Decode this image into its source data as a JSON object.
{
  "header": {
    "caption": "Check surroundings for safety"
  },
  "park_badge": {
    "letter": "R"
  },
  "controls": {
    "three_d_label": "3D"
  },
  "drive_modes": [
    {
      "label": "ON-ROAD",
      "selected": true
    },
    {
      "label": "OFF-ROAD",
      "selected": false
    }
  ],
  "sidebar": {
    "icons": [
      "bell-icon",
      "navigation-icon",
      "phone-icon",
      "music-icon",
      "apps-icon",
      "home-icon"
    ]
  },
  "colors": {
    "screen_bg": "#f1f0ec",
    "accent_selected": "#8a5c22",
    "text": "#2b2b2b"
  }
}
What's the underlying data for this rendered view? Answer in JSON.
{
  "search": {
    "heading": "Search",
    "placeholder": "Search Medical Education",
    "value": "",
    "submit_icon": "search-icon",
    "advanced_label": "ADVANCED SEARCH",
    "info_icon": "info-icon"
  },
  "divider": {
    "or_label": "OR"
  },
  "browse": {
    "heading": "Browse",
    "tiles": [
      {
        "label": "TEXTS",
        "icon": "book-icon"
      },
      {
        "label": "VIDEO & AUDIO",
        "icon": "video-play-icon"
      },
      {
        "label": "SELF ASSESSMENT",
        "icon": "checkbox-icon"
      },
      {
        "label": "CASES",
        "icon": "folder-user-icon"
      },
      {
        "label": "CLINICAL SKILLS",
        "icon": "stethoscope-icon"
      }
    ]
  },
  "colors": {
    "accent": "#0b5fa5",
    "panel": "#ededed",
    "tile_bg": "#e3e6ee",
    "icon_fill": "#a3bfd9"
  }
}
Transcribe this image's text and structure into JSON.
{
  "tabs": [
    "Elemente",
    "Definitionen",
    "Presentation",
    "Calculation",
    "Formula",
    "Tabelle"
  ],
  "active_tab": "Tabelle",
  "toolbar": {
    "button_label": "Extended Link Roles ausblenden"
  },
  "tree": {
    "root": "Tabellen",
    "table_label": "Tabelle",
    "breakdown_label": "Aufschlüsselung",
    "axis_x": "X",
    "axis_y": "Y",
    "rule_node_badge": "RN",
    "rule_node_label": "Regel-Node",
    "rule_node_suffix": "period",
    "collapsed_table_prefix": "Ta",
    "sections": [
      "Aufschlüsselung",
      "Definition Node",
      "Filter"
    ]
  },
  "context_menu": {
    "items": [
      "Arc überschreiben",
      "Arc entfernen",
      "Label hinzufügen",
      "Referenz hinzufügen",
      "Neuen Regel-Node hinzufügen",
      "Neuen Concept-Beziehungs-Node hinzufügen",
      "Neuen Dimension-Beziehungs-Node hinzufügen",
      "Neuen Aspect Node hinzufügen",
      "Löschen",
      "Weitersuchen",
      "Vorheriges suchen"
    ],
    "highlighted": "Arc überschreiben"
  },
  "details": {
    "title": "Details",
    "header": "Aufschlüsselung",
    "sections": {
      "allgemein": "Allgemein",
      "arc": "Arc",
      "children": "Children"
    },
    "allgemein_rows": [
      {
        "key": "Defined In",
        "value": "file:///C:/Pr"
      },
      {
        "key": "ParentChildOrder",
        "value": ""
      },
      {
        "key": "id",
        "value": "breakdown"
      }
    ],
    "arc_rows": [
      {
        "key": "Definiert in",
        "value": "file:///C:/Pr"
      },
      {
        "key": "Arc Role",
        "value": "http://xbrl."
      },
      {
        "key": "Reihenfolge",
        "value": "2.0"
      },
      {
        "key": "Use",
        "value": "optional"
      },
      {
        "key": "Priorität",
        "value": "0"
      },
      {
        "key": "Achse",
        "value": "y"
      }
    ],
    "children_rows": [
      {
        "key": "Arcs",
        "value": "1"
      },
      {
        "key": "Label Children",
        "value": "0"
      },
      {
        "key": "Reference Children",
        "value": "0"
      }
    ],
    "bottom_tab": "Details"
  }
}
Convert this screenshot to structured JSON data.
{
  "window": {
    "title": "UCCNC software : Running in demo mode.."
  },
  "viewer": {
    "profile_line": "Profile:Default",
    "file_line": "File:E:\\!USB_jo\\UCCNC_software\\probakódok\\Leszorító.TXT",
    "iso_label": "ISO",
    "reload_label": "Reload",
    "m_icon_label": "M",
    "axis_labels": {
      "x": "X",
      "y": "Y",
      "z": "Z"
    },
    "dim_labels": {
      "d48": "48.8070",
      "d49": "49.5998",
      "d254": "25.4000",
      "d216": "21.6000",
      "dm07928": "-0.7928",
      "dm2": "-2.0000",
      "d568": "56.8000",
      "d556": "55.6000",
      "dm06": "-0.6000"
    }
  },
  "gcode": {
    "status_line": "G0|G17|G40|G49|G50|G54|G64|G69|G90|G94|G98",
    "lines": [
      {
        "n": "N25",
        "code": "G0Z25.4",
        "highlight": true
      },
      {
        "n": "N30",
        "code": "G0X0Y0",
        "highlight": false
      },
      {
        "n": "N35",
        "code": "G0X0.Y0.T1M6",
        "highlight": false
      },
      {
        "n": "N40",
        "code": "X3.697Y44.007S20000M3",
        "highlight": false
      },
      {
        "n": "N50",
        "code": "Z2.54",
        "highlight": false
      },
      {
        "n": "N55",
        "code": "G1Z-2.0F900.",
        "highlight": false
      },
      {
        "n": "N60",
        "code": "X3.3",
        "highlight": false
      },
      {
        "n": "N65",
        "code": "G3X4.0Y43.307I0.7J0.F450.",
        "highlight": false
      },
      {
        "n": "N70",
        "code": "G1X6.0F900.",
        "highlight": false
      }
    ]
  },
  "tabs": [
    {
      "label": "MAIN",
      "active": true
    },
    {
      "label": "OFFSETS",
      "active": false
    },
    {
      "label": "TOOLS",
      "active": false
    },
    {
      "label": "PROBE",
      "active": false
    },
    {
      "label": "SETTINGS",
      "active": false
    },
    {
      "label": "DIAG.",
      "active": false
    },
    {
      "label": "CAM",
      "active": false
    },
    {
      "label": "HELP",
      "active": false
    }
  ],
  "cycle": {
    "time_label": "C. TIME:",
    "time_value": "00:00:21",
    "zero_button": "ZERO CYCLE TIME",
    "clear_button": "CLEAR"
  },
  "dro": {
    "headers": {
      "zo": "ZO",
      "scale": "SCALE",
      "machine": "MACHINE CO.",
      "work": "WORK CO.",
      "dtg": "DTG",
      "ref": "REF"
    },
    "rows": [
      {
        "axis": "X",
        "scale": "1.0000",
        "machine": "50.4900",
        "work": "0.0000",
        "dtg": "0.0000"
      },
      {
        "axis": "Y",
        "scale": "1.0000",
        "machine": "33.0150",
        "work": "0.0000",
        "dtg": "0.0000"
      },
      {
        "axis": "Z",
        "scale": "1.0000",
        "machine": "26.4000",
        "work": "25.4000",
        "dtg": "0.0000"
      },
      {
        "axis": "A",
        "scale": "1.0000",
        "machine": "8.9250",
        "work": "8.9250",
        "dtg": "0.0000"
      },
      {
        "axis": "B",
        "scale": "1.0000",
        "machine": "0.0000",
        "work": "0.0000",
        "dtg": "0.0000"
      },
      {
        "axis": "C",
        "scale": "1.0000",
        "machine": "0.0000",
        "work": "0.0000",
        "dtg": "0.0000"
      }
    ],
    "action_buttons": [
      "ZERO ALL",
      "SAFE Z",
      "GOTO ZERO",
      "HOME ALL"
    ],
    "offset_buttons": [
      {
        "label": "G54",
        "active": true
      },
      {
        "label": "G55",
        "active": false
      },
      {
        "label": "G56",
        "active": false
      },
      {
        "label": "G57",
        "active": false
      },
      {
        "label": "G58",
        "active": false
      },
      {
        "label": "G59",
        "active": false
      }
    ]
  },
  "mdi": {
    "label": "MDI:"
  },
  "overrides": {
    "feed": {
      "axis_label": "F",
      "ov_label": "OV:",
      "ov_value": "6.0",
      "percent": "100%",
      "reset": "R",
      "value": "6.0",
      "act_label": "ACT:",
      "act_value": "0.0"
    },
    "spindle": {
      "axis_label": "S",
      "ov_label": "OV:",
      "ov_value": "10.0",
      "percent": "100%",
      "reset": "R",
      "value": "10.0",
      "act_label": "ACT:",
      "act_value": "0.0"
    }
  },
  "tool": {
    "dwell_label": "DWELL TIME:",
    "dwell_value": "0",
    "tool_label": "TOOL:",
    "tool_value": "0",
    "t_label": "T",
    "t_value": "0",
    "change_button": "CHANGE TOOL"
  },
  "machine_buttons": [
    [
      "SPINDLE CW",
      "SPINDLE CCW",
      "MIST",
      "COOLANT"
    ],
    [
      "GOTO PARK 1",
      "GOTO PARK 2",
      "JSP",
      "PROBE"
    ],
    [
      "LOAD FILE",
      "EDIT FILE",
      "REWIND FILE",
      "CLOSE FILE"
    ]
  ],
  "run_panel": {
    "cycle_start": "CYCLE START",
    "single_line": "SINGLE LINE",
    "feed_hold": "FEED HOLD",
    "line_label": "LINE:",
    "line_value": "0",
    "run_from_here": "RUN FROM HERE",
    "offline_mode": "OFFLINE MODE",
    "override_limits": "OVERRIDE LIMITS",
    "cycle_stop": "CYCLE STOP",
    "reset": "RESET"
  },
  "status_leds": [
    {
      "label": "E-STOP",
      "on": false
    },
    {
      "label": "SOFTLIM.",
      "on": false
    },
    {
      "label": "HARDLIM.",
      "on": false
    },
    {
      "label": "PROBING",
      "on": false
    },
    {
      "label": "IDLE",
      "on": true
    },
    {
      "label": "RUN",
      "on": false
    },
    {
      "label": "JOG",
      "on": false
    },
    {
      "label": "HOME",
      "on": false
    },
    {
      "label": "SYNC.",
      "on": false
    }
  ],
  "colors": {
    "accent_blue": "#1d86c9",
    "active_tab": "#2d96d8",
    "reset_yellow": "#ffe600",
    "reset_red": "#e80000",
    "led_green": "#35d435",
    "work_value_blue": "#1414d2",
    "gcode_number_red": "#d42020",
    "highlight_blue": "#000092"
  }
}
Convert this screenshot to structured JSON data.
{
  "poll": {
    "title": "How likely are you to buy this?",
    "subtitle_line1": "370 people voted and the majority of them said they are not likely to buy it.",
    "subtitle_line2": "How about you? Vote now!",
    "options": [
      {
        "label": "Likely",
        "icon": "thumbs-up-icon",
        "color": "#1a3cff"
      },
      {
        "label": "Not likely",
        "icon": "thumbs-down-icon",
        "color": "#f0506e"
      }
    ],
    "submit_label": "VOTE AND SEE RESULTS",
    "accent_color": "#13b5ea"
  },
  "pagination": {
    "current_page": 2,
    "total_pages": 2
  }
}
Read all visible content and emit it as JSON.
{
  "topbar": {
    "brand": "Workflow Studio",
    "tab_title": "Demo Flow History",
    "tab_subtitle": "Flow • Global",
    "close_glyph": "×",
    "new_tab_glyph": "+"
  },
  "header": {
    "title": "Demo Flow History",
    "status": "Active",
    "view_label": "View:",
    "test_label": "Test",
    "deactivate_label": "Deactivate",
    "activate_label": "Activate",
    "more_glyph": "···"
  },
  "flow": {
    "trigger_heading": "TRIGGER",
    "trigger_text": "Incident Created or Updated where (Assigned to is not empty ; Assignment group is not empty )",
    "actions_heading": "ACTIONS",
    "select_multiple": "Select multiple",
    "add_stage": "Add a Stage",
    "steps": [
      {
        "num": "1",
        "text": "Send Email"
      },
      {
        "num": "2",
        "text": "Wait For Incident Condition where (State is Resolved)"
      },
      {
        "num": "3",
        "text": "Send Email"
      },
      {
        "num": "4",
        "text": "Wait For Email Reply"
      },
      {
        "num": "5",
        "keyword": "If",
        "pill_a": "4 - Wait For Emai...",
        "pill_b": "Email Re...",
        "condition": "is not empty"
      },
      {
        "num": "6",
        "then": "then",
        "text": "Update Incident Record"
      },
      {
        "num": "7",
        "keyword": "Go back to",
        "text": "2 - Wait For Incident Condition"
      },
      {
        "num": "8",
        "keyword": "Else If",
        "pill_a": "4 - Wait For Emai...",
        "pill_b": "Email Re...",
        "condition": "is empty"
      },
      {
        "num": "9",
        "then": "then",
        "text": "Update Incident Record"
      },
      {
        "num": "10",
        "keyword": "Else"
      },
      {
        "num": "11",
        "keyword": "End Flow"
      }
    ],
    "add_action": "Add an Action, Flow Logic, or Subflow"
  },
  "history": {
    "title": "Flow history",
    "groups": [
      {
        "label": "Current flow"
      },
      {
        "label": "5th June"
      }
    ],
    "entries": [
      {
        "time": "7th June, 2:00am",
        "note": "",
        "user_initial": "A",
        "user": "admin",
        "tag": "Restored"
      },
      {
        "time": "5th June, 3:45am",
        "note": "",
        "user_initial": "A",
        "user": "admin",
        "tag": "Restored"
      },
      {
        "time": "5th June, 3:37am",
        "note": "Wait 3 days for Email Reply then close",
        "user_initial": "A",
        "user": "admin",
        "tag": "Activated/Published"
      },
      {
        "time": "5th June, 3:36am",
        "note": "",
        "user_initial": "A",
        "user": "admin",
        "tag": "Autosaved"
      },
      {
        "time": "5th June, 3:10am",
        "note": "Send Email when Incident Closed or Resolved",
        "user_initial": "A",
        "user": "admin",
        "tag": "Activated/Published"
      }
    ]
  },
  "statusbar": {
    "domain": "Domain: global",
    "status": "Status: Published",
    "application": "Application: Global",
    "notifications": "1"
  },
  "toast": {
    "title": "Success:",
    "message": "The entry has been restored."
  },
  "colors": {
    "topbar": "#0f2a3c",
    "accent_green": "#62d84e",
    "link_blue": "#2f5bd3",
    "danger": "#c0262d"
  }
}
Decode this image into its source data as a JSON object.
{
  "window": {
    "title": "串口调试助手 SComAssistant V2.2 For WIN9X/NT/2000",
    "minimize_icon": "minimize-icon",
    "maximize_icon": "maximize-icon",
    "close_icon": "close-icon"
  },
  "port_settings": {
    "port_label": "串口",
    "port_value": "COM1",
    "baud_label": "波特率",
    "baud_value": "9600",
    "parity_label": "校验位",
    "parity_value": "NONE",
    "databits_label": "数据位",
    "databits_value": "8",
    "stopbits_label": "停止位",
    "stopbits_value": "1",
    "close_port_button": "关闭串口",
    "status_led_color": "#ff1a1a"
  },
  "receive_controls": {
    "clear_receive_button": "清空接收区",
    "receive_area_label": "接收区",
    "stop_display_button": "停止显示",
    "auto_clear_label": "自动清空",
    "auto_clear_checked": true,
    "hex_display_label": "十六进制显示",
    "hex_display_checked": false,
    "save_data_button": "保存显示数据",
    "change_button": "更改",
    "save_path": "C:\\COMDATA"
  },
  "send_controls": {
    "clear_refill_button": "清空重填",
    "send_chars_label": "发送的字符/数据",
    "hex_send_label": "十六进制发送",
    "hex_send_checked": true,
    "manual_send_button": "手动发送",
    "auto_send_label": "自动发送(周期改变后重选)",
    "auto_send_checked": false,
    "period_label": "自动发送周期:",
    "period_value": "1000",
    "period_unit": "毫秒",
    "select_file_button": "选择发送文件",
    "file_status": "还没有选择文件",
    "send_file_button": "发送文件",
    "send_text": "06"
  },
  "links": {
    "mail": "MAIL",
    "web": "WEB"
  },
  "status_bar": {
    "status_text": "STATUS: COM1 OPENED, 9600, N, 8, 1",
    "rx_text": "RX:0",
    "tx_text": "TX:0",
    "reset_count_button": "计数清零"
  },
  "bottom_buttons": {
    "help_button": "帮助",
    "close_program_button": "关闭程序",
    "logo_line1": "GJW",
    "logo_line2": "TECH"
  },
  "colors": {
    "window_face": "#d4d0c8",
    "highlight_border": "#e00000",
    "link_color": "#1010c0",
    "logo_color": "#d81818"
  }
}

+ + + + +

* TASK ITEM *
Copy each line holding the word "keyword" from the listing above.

* TASK SOLUTION *
        "keyword": "If",
        "keyword": "Go back to",
        "keyword": "Else If",
        "keyword": "Else"
        "keyword": "End Flow"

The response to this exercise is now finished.